Another thing to really like: the music. Some have criticised it for not being the theme, but the only trailer to actually use that was for The day of the Doctor. This definitely contains my favourite music of the trailers. It’s so optimistic and adventurous and exciting! Plus, it’s electronic. It combines the medium of the Classic Series and the style of the New Series. And it’s AWESOME! I hope it’s composed by Murray Gold, and not taken from somewhere else. Because if it is Murray Gold, he needs to stay. And make more music like this. His best track so far is the Gallifrey motif, but Series 9 has the capacity to have a soundtrack even cooler than what’s come before.
Peter Capaldi really looks like he’s come into his own, and seems much less anxious than before. Now, he just owns the part. Effortlessly. I still don’t think he’s the best actor to have been The Doctor, but he manages to be everything the character is; bumbling, idiotic, but still badass. “I am The Doctor… and I save people” could potentially, if it’s in the right context and isn’t just written to be in this trailer, beat the “The man who stops the monsters!” moment. In fact, by putting that at the climactic end to this trailer, they’re wrapping it up in a bow that sums-up everything Doctor Who is about.
Doctor Who itself is already a familiar property. This was unveiled at Comic-Con, it gets very high ratings on BBC One HD, and it’s important to keep it fresh. Narratively, this is going to be the change of format by making Series 9 a season of two-parters. Then there’s the aspect ratio change. Does this trailer look generic? Well… yes. It’s like most trailers in that it’s a montage of things with a few other things we recognise. But it doesn’t look worn-out. When this is broadcast between programmes, it makes Doctor Who look still as exciting as it should be. All the British public cares about is that there’s a new season. And visually, from how much you can process, it looks interesting enough. I just hope Series 9 is as good as its trailer makes it look, because if it isn’t, that could turn-off a lot of casual viewers by making them think it’s been overhyped. Which it will have been in that case.
But I don’t, at this stage, believe that it will be. After I’d seen this trailer, I literally punched the air. I had actual tears in my eyes. And I had to take a moment outside. I just feel so disenchanted with Doctor Who right now that something which looks this promising is a shot of anticipation that I’ve needed over these past few months. It has everything; a swagger, a darkness, adventure but it’s cool and glitzy.
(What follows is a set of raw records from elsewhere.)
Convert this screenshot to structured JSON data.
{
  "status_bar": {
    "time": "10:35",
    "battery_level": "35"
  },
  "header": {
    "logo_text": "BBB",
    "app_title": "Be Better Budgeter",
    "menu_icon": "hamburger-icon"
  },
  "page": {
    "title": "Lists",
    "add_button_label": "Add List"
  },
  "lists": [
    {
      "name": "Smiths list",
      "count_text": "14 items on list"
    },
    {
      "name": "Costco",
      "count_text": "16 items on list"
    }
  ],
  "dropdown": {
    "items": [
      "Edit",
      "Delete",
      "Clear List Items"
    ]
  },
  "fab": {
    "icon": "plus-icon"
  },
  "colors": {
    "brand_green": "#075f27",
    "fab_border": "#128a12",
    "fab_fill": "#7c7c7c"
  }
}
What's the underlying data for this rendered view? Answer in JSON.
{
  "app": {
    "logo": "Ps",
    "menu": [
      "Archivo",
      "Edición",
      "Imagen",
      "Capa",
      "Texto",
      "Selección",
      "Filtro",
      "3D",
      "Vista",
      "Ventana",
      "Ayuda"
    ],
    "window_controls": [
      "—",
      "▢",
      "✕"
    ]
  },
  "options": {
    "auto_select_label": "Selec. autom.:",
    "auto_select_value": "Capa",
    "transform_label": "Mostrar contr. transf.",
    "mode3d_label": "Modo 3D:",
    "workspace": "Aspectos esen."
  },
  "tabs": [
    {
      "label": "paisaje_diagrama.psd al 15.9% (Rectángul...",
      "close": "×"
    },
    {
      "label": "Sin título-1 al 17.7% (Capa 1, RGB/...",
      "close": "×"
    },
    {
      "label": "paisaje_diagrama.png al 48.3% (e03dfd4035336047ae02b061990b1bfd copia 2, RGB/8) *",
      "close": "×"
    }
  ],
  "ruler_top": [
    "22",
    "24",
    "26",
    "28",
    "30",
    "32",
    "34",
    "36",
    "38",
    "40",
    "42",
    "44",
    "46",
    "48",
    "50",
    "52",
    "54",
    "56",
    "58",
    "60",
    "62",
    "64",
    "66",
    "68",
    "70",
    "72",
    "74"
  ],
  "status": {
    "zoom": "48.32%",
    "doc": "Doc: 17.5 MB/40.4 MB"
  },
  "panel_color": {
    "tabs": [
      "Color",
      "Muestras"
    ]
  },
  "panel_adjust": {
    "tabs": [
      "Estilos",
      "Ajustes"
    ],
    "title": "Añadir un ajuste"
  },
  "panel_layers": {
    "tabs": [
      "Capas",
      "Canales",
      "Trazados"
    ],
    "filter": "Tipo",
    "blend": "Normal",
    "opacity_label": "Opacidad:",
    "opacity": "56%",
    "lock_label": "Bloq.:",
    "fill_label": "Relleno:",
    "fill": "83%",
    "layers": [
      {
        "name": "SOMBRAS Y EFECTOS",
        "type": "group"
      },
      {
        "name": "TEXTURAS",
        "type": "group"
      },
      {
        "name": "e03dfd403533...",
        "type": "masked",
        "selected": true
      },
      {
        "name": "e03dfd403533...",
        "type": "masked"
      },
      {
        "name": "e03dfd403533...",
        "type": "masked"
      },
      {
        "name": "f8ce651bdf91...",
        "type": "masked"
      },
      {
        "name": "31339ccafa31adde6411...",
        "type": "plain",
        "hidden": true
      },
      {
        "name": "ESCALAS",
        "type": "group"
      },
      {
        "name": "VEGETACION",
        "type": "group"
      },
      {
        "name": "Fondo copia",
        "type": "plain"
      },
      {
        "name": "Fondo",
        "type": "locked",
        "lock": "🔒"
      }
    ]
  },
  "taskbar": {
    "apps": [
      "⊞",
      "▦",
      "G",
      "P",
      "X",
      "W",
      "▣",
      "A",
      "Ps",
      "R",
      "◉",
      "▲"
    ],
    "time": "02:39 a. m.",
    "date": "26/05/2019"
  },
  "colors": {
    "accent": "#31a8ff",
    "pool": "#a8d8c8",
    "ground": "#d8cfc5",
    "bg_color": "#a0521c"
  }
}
This could be the season in-which Steven Moffat gets his drive back and delivers on the potential this show’s had. I just hope Series 9 doesn’t suck.
Oh, and did anyone else spot that Classic Series Dalek?